    You’ll want to go to ML Condon Lumber, 250 Ferris Ave, White Plains. One of the best wood stores on the East Coast. They have stacks of marine ply in stock, many thicknesses, full and half sheets. How thick do you need? I’m ten minutes south of them and happen to have overbought an extra 4x8 sheet that I’d just as soon get rid of. It’s either 1/4” or 3/16”. They had a slab of Sitka spruce in stock waiting for me to stroll by when I needed to fabricate new spreaders for my ‘69 about fifteen years ago. On the shelf! I thought I was going to have to go chop down a tree in Alaska. They did politely laugh at me when I tried to buy a few dozen plain eight-foot 2x4s last year. “White pine, sir? Perhaps you’d like to try Home Depot for that.”
  14. tenders

    Switching from Rope Luff to Slugs

    This is critical. The mainsheet and vang should be loose too, or else the sail tension will be placing tons of friction along the entire track. Your symptoms sound like these three conditions are not all in place. But if they are all in place, it should be pretty easy to identify what the problem is if you're systematic about it. You can confirm it's the masthead blocks, or at least something having to do with the halyard path, if the friction persists when you try to hoist a load up the mast that isn't the sail (like a bucket of water). In my experience the sheaves have to be extremely messed up in order for the situation to put up a fight with a winch. But in that situation it's also possible the halyard has jumped out of the sheave and is jamming between the blocks. That's a design problem that can crop up if the halyards have been downsized to take advantage of modern fibers and some slop has developed between the sheaves. I don't care for large rope-luffed sails. The ability to drop a sail with slugs and capture the slugs in the track at the bottom of the hoist is substantial. The rope luff also typically requires somebody standing at the gooseneck to feed the rope into the track as it's being hoisted. Which reminds me...are you doing that that now? If the luff rope gets pinched in the groove as it's being hoisted, it will be very difficult to winch the sail up, and well-nigh impossible to get it down.
  15. tenders

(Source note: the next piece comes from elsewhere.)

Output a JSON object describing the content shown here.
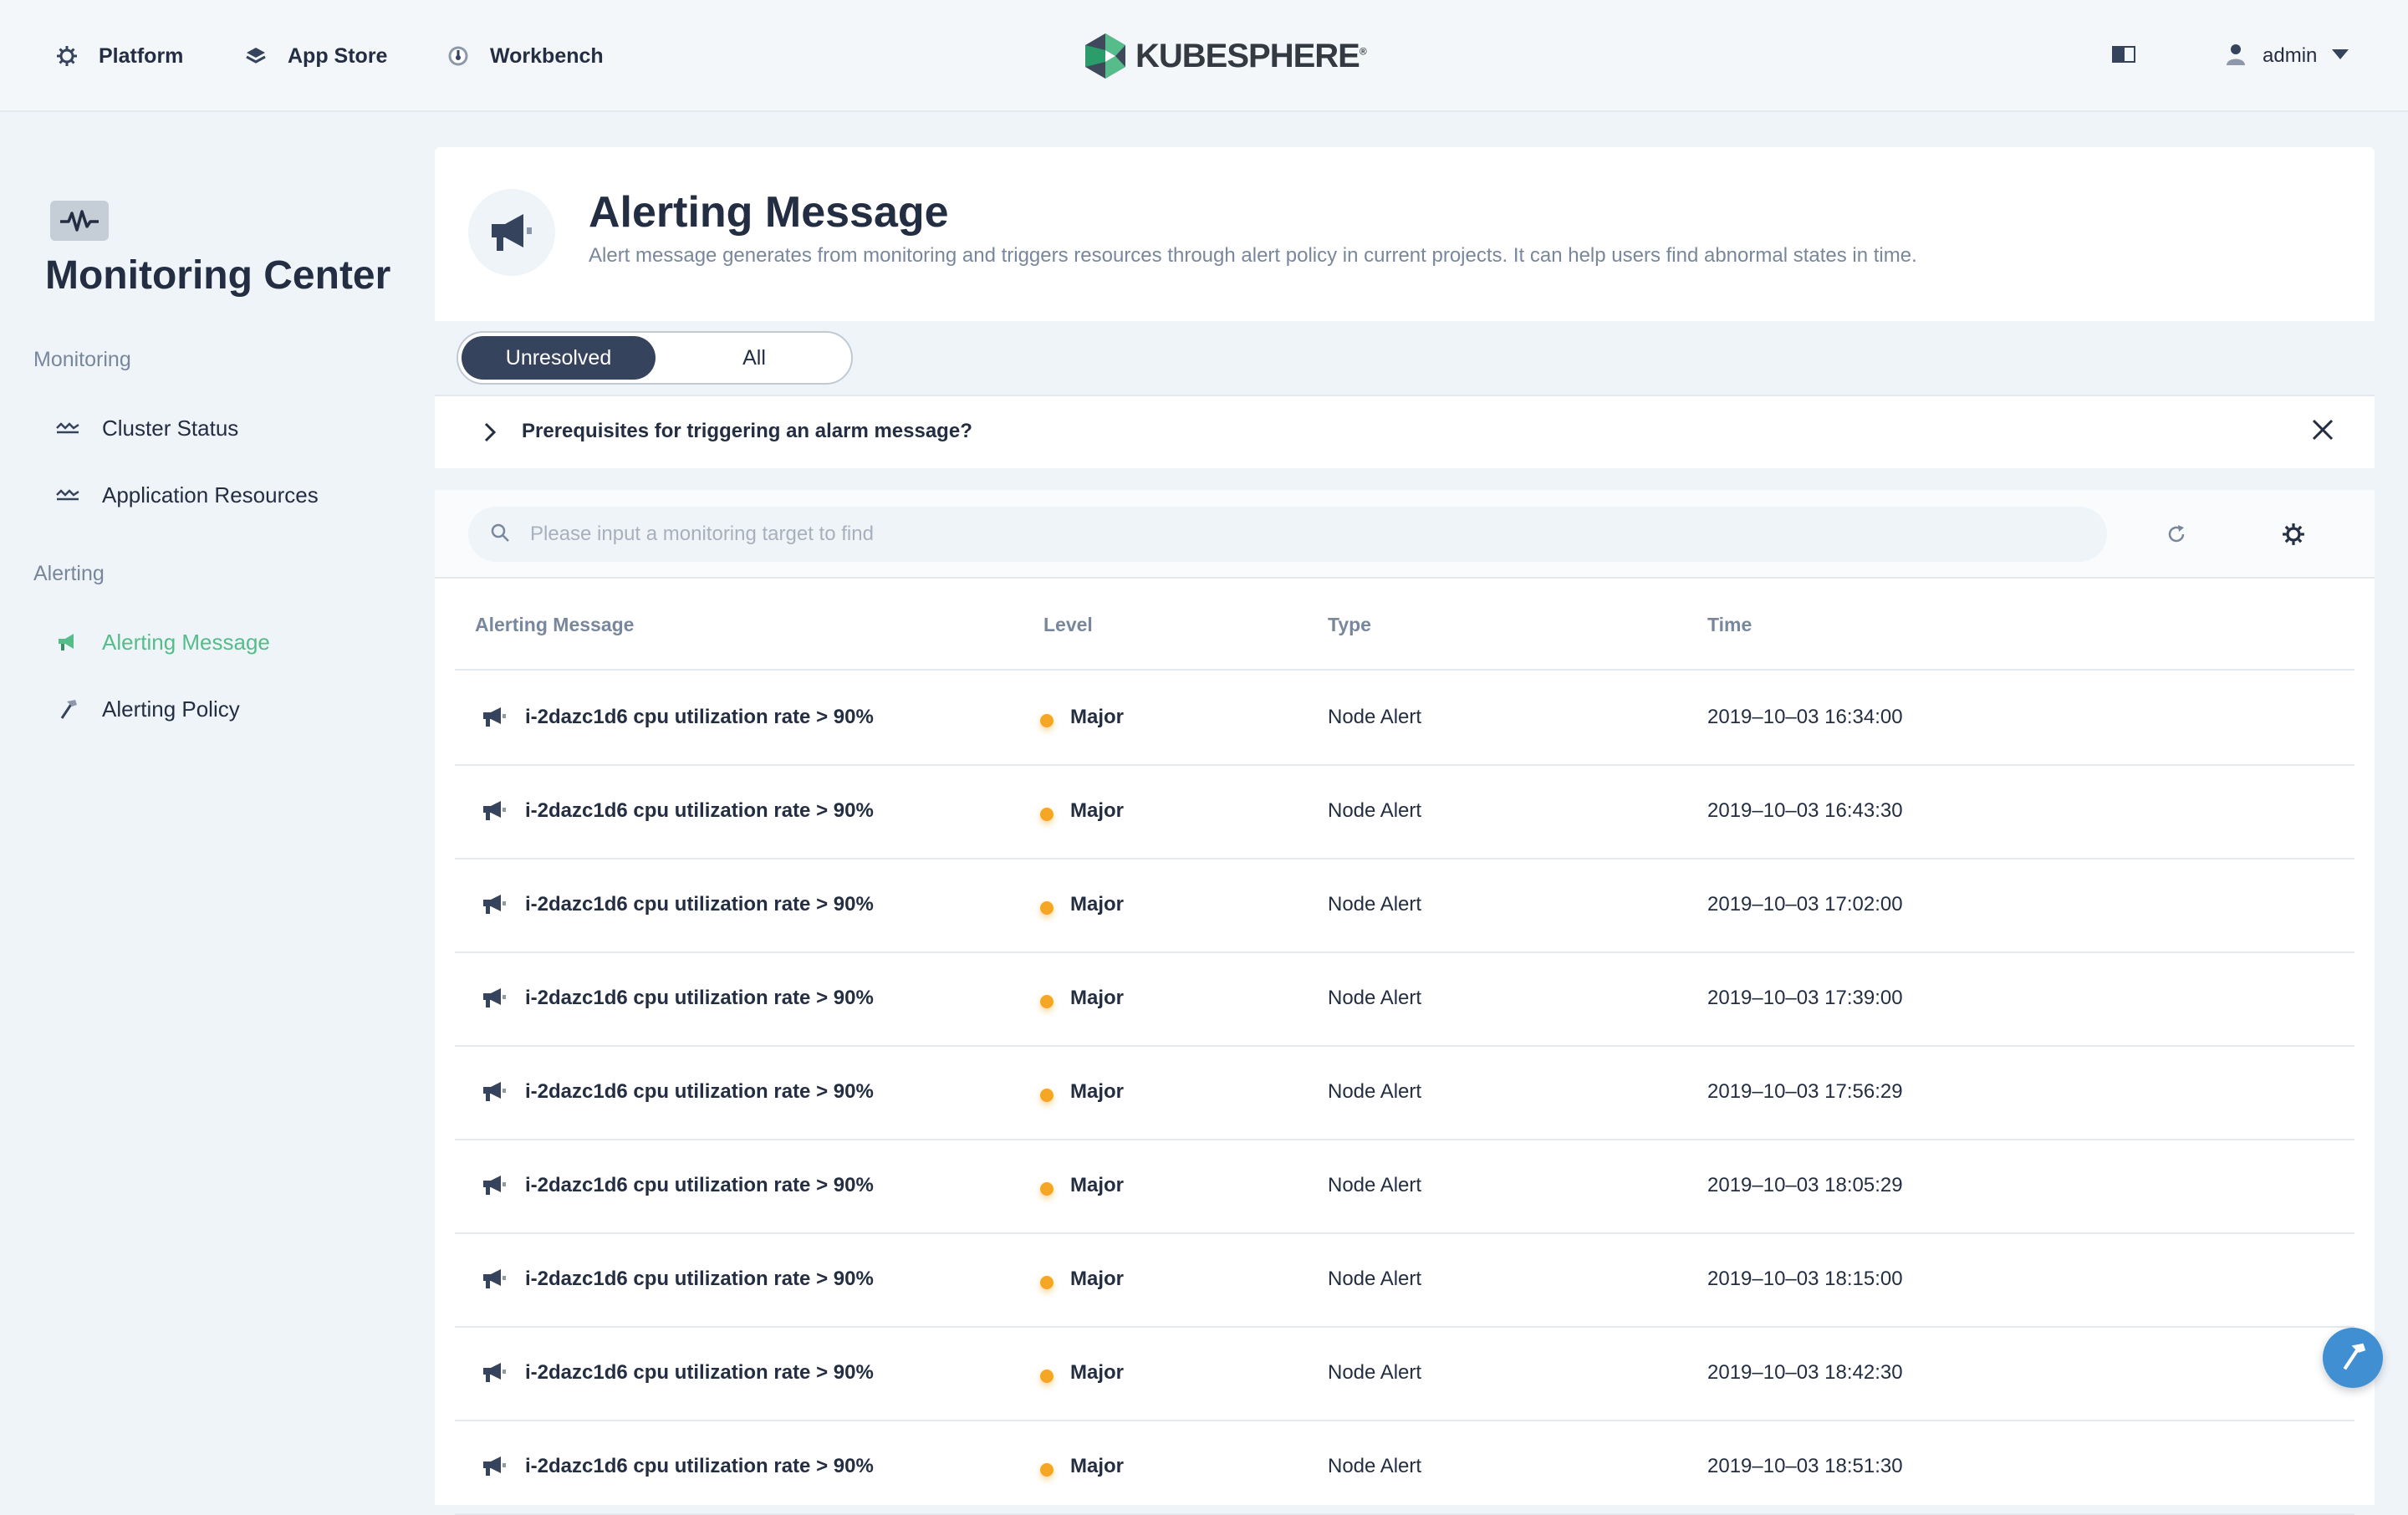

    Atomic 4 Wanted

    I worry with that paint job that your engine is going to get pregnant even before it gets into the boat, wristwister!